Researchers and financial practitioners said data released recently by China’s central bank and regulators show a solid basis for stabilized financial market operations and firm financial support for the real economy, the part of the economy that produces goods and services.
Li Peijia, a senior analyst with the Institute of International Finance at Bank of China Ltd, said: “China launched a series of policies to promote supply-side reform and prevent financial risks. These policies played a key role in containing the rapid growth of China’s overall leverage ratio and in further reducing excessive interbank leveraging-up activities.”
She said the growth of total social financing slowed down relatively fast this year, as banks adjusted their entrusted loan and trust loan businesses amid tighter regulation.
According to the People’s Bank of China, the nation’s central bank, total social financing increased by 7.9 trillion yuan ($1.2 trillion) year-on-year during the first five months of 2018. The growth was 1.44 trillion yuan less than that of the previous year, as the effect of regulatory strengthening and deleveraging policies has appeared gradually.
An official of the China Banking and Insurance Regulatory Commission said the banking and insurance sectors are joining the effort to eliminate ineffective supply and foster new drivers for growth to improve the quality and benefits of serving the real economy.
As of the end of May, loans provided by banking institutions in Chinese yuan and foreign currency increased by 12 percent year-on-year to 133 trillion yuan. The growth of lending to small and micro enterprises was at a faster pace of 14.2 percent, according to the commission.
Regulators continue to focus and make progress on de-risking the financial sector with coordinated measures, said Moody’s in a recent report.
“The result is reflected in our adjusted total social financing series, growth of which is now more aligned with nominal GDP growth－a sign that the buildup of economy-wide leverage has been further contained,” said Michael Taylor, a Moody’s managing director and chief credit officer for Asia-Pacific.
Measures to support system liquidity and financial stability have limited disruptions from de-risking campaign. Liquidity conditions remained tight after the 100 basis point cuts in required reserve ratio in late April by the People’s Bank of China. However, the RRR cut will improve liquidity conditions of small and midsize banks that have limited access to medium-term lending facilities, Moody’s said.
Authorities have also extended a grace period to implement the long-awaited asset management rules.

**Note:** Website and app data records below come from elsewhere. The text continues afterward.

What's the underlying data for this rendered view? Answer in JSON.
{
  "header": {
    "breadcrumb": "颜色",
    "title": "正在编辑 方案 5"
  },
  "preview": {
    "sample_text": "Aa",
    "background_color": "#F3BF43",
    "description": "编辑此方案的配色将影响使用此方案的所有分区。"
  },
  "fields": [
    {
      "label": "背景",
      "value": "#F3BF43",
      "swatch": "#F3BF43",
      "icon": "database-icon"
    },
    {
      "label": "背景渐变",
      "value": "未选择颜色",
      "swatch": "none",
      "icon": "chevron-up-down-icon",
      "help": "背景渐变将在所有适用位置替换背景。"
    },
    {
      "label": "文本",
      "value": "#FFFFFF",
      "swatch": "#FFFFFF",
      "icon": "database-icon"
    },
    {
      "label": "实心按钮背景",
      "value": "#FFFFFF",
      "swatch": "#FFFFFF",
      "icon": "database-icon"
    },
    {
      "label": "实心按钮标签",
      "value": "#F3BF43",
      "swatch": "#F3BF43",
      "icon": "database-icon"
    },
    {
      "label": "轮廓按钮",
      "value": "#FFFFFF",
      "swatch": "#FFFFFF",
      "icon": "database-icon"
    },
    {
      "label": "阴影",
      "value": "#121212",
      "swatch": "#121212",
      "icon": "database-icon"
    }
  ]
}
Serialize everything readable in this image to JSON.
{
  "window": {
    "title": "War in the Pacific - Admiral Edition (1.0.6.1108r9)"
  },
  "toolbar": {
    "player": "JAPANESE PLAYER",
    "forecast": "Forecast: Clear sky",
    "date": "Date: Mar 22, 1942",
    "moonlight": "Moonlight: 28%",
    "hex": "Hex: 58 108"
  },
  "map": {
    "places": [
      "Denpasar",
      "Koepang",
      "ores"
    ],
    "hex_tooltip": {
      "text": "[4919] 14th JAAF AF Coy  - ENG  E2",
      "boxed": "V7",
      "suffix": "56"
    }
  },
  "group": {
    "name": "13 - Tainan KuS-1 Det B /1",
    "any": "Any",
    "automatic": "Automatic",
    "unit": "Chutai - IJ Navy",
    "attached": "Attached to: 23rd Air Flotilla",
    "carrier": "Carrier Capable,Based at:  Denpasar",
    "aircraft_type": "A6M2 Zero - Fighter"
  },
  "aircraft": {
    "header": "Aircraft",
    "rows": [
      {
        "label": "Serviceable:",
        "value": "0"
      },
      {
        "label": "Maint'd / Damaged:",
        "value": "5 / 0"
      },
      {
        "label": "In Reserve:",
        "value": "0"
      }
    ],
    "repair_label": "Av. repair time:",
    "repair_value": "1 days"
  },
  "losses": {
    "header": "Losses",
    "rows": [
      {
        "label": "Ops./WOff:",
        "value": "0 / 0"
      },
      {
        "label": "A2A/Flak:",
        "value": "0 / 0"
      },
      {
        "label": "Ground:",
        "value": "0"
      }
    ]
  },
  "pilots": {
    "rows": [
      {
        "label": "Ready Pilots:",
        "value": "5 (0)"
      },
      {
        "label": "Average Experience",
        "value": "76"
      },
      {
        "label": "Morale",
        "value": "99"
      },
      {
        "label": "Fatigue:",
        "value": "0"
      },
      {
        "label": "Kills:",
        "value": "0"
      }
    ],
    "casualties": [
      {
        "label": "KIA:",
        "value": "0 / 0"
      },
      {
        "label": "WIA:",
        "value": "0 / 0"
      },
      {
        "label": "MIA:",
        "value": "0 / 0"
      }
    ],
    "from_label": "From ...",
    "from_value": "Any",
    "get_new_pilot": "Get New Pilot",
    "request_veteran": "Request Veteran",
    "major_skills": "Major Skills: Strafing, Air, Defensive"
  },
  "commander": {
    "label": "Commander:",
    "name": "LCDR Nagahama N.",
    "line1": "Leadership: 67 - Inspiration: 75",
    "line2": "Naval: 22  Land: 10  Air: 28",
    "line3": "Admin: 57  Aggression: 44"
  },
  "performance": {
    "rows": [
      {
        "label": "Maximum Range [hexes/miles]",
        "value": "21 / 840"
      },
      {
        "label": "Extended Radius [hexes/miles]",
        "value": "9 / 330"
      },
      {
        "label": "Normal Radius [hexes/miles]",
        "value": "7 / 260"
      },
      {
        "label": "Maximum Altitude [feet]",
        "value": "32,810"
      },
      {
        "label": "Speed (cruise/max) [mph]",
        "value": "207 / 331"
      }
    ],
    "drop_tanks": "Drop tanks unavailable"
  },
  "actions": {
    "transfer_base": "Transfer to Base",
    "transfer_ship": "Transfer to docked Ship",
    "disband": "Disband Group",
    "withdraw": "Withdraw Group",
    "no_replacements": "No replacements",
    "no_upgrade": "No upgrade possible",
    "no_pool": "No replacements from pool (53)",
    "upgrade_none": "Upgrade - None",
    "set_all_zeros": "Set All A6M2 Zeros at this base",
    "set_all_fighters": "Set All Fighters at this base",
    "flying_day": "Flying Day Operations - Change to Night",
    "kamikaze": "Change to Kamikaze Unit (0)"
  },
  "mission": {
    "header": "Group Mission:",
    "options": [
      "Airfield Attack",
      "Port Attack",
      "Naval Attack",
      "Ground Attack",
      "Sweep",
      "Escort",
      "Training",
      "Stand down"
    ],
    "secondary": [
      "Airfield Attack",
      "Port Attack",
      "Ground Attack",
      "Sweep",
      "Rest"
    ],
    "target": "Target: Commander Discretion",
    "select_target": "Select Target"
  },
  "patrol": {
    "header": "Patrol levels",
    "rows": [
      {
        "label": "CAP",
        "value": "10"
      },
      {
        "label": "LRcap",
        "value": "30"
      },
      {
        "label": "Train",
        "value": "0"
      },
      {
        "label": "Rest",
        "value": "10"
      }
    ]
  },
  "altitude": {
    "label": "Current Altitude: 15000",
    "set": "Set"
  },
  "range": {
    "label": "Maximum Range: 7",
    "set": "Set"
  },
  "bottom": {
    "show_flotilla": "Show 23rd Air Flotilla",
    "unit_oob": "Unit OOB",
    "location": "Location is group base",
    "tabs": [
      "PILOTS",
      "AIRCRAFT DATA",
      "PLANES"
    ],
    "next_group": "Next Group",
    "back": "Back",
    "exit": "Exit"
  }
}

All reflect a pragmatic approach to avoid disruptive impact on economic growth and financial stability from the broader push to deleverage, the report said.
Liquidity for commercial banks remain moderately adequate, with liquidity coverage ratio standing at 125 percent as of the end of May, according to China’s banking and insurance regulator.